Methods

The data used in the analyses are derived from three waves of the China Family Panel Studies (CFPS), collected in 2010, 2012 and 2014. A number of early childhood development outcomes are assessed: height, childhood illness, pre-primary school enrollment, social behavioral development and intermediate outcomes including cognitive stimulation and breastfeeding duration. Capitalizing on the longitudinal nature of the CFPS, we address the complexity and dynamic processes of family migration strategies by distinguishing various types of migration, taking into account of timing, intensity and cumulative of exposure to parental migration. An interaction term between initial SES and various independent variables was used to test differential impact.

Results

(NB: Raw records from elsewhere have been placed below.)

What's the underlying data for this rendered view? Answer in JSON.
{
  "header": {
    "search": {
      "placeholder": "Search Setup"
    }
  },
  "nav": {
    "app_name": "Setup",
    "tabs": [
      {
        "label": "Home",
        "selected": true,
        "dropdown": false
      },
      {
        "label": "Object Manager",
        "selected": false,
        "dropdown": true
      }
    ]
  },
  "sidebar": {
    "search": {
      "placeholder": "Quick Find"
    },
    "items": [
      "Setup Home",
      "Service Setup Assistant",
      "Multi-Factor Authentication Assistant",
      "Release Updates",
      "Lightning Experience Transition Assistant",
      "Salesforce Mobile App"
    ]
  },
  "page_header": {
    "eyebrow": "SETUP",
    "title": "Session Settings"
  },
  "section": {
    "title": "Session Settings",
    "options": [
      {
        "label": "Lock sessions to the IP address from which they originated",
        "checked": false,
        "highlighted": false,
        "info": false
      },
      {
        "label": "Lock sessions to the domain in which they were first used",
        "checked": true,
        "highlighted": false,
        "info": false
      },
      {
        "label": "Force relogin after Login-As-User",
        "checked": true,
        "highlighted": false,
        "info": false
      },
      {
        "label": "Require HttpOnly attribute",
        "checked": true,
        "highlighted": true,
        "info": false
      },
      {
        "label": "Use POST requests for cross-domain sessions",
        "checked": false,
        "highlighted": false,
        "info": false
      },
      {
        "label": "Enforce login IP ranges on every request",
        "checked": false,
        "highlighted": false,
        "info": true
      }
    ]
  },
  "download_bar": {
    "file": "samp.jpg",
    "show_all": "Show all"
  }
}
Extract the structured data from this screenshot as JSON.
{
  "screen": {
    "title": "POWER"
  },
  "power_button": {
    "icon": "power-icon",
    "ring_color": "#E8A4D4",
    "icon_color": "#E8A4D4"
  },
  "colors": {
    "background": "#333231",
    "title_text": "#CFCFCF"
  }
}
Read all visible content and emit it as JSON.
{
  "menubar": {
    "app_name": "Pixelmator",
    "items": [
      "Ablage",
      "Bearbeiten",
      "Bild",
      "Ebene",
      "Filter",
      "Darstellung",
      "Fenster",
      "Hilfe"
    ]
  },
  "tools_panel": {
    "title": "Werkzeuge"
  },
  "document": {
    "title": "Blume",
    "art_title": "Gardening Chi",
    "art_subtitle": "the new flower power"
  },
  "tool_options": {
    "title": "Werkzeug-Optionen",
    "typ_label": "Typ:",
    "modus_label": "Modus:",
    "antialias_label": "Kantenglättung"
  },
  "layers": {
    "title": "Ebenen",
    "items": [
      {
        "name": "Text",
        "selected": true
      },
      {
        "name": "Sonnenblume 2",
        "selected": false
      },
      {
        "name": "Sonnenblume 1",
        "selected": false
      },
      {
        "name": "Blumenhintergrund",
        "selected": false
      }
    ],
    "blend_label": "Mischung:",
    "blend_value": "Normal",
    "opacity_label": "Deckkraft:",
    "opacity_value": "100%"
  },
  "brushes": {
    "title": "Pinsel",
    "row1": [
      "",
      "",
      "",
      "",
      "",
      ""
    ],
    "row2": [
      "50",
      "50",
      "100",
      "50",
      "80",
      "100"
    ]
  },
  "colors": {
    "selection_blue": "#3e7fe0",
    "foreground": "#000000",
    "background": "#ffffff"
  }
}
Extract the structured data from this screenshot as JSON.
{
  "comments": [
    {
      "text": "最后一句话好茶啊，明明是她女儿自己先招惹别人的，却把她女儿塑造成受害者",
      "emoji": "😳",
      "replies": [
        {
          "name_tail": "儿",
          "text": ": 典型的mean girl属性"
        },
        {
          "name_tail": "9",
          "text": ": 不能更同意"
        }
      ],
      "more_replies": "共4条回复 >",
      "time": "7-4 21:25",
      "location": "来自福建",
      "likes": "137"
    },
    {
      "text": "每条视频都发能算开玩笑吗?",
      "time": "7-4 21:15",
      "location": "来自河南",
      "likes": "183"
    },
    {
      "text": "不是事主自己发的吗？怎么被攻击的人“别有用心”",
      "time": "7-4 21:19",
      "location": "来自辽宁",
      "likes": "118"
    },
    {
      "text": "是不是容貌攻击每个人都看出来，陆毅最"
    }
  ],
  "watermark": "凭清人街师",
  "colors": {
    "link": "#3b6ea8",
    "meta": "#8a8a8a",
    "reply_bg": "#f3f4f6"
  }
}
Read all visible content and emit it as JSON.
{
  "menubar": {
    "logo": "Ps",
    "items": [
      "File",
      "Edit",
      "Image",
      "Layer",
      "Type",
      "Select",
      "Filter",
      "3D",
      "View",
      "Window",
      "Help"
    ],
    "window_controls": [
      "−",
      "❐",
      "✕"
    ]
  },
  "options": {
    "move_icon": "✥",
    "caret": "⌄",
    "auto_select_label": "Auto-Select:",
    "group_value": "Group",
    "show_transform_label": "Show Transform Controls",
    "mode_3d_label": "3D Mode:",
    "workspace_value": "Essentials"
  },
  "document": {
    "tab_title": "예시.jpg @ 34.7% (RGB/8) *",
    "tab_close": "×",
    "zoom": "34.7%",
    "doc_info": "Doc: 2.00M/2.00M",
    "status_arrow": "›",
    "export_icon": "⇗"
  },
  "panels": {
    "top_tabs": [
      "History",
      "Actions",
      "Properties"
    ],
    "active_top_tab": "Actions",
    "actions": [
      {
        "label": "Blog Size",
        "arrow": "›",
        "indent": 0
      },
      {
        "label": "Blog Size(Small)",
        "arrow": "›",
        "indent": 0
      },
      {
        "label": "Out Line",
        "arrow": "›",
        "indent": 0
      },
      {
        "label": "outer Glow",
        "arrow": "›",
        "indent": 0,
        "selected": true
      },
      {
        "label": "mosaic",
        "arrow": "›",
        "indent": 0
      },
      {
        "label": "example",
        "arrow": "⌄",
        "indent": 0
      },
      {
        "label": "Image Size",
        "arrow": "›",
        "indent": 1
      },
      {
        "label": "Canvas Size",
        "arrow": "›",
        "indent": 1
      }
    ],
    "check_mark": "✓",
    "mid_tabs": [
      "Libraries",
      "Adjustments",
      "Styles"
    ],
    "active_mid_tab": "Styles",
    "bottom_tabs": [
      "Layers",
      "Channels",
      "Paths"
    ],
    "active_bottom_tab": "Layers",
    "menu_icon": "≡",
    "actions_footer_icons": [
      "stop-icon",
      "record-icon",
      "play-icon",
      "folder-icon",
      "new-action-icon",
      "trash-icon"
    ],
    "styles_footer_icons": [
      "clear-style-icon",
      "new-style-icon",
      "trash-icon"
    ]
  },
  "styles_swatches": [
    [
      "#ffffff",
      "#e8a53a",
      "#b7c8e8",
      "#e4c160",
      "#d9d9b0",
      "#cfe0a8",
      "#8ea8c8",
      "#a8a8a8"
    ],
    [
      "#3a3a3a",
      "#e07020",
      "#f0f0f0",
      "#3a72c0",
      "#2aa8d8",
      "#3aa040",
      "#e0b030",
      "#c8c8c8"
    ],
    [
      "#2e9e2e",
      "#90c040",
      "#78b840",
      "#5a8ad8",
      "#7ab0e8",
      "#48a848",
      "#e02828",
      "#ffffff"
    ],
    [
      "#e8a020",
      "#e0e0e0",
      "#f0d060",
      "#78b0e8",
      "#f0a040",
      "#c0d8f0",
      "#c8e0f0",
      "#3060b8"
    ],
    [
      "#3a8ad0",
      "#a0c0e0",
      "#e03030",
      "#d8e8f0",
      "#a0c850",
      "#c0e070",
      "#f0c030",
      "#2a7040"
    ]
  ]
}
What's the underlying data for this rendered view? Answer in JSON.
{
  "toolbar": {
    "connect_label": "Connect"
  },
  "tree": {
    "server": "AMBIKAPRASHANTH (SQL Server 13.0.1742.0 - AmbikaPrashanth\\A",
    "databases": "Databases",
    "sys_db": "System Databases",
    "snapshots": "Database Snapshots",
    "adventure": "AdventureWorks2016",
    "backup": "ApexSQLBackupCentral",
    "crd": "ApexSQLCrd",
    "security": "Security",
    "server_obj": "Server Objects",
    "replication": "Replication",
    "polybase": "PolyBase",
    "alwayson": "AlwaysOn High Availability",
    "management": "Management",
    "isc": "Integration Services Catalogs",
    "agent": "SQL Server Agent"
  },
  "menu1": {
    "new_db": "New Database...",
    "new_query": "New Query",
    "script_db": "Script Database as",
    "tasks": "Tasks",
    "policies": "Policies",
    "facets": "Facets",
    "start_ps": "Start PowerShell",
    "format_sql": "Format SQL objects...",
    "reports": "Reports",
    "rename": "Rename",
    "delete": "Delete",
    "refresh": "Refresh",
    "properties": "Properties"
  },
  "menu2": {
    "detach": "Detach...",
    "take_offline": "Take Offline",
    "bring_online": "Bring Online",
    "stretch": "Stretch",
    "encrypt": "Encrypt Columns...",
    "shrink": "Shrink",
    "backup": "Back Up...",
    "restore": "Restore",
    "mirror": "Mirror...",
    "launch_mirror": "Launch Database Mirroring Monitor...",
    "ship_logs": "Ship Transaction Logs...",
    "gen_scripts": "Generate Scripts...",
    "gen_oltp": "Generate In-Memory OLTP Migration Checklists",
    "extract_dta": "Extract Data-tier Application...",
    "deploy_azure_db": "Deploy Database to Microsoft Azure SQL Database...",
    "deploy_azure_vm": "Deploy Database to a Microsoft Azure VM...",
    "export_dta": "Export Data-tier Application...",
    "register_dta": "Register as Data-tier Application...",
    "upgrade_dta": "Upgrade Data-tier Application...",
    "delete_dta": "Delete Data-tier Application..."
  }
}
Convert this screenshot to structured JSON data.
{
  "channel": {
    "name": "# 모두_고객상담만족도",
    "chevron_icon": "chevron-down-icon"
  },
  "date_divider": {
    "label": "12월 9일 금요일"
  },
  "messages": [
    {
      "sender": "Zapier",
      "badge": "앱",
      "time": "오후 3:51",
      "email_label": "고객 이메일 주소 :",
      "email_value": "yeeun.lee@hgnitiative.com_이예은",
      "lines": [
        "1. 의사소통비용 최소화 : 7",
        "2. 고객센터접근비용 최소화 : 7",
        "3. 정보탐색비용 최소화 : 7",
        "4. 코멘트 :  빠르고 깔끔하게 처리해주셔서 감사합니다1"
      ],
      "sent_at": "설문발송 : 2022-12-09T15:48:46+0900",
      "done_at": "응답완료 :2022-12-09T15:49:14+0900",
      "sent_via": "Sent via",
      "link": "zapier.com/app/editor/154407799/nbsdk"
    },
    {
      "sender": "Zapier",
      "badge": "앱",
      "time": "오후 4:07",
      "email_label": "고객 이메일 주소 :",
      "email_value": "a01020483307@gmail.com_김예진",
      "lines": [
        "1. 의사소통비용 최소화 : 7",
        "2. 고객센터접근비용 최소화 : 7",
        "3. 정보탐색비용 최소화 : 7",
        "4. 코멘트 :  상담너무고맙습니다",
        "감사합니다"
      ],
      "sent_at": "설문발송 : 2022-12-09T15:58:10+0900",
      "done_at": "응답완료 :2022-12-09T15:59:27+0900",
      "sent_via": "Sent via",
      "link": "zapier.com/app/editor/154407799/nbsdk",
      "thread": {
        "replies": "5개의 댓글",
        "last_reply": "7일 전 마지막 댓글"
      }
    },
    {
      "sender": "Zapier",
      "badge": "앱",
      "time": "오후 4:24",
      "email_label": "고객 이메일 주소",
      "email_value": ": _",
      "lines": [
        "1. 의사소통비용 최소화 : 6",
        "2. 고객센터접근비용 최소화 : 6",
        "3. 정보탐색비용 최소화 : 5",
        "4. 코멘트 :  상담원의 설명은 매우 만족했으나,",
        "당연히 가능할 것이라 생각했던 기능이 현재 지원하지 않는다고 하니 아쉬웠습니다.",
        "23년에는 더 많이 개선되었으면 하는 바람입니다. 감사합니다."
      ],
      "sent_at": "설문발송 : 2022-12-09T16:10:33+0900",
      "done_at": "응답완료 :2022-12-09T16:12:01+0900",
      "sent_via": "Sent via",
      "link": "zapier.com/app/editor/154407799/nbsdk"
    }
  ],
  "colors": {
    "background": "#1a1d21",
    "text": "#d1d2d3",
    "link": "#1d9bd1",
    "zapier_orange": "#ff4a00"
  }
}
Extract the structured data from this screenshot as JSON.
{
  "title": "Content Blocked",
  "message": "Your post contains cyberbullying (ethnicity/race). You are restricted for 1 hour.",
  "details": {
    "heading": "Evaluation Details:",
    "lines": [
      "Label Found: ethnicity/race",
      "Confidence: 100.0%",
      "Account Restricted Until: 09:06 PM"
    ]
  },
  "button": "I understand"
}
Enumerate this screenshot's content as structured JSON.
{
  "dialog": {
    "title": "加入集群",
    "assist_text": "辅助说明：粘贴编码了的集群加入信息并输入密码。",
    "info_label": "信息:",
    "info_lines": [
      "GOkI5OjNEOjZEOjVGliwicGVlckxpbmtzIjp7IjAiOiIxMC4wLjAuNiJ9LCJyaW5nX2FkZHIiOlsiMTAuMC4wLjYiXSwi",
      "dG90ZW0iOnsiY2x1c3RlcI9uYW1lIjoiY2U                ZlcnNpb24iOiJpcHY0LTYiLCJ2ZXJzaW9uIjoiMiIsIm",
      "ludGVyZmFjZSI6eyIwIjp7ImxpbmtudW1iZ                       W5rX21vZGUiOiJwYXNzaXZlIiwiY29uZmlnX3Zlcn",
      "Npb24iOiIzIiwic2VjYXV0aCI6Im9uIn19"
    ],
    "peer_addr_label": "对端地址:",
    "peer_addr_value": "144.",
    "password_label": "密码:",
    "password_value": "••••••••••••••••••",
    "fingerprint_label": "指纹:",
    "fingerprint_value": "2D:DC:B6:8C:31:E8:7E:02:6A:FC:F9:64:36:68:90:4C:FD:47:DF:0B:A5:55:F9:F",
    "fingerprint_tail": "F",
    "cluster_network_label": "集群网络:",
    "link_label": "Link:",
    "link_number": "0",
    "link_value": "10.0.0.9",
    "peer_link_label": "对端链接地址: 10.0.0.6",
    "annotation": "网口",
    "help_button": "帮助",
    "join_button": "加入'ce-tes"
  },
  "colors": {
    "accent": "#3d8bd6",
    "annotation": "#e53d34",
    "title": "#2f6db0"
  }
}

By age 5, over 52% of rural children experienced being left-behind by at least one parent. Compared to children never experienced parental migration, outmigration of mother is associated with 0.17 lower probability of being breastfed for at least 6 months (p<0.05). Experience being left-behind by both parents is negatively associated with linear growth (p<0.1), and longer exposure is more detrimental. Experienced parental migration during age 0-1 is associated with higher likelihood of being ill in the preceding 4 weeks (p<0.1). For ECD outcomes of preschool enrollment, social behavior score and early cognitive stimulation, we found significant interaction between initial family SES and ever experienced both parent migration; and between initial family SES and cumulative exposure to both parent migration for childhood illness, early cognitive stimulation and preschool enrollment.

Conclusion

Overall, children experienced parental migration exhibit few significant differences on ECD outcomes relative to children constantly living with both parents. For children from the poorest families migration of both parents increases the chance of their children to get pre-primary school education, it has not, however, benefited their physical or social behavioral development. Contrary to the hope of most migrants, labor migration confers little significant advantage to their left-behind children.